This is no small feat. It would have been easy to turn HarborView into another fortress-like enclave, like Harbor Court, or a gated community, such as the Village of Cross Keys. But the site planners were determined to make the grounds of HarborView public, not a private domain.

Residents and their guests will enter the building either below grade through the garage or above grade in the raised entrance, leaving the promenade accessible to the general public. Transitions between public, semi-public and private zones are handled so subtly and artfully that many people won't notice them.

This is a tribute to the site-planning skills of Sasaki Associates and M. Paul Friedberg and Partners. It is also a tribute to former city planning director Larry Reich, who insisted the city's shoreline be open to the public even when it is privately owned. The result is that HarborView has become an important part of the city's seven-mile waterfront promenade system -- and a valuable amenity for south Baltimore.

Looking ahead

Now that the developers have the flagship tower they needed to launch their waterfront community, another important step will be to make sure future buildings reinforce the sense of place they have begun to create. Mr. Burns talks of structures defining "urban rooms" that have a distinct feel and character.

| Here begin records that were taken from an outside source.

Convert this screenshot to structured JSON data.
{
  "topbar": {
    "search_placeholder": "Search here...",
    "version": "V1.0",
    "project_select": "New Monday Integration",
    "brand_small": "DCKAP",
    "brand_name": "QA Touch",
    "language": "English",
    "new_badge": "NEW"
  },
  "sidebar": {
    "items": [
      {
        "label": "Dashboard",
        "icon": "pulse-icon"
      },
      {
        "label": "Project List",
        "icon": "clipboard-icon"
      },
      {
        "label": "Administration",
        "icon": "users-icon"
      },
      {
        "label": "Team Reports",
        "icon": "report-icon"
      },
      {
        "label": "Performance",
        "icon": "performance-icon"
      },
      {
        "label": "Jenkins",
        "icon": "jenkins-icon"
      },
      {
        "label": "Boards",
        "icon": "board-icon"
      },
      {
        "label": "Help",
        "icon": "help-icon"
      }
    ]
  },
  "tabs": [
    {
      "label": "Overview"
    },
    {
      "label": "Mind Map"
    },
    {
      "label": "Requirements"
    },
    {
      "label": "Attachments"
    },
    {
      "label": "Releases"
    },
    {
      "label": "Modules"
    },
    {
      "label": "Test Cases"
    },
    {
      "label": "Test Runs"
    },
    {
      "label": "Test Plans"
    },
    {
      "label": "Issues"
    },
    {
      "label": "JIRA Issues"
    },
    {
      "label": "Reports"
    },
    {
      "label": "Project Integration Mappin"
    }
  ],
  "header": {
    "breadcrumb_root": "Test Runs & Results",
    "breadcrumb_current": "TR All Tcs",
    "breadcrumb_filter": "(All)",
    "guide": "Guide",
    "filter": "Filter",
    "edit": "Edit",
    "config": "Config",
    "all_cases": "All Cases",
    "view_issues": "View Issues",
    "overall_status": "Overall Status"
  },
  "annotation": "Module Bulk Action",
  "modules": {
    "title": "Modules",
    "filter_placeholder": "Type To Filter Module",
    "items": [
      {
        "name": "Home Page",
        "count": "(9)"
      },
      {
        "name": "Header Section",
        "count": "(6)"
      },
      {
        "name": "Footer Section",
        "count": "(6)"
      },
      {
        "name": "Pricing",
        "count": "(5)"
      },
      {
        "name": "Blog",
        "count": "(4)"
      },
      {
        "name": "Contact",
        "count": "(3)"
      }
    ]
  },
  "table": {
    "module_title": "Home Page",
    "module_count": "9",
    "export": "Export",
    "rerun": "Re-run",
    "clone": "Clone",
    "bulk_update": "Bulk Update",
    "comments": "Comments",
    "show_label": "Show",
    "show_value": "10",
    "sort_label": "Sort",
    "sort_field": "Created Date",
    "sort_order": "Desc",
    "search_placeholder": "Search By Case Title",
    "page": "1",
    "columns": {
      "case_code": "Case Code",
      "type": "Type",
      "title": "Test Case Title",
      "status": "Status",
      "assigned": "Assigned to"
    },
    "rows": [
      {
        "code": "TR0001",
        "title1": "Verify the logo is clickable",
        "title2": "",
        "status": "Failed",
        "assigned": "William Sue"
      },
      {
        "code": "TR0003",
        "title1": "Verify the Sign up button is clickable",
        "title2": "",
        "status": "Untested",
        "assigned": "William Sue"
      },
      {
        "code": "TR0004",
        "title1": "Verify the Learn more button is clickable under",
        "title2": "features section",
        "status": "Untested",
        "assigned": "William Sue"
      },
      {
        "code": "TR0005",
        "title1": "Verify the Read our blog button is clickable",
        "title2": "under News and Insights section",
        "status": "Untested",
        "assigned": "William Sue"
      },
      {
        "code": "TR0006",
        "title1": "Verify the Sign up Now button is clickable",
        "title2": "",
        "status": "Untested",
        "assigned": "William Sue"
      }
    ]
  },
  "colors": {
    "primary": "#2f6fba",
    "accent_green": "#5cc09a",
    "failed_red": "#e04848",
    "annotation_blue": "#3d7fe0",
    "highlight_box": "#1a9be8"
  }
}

But this fall, the goal is simply to fill that first tower, the new "grande dame" of South Baltimore. Masterful design and construction work have brought them a long way. It's up to the buyers to do the rest. If HarborView doesn't lure affluent homeowners back to the city the way Mr. Swirnow hopes, it's hard to imagine what will.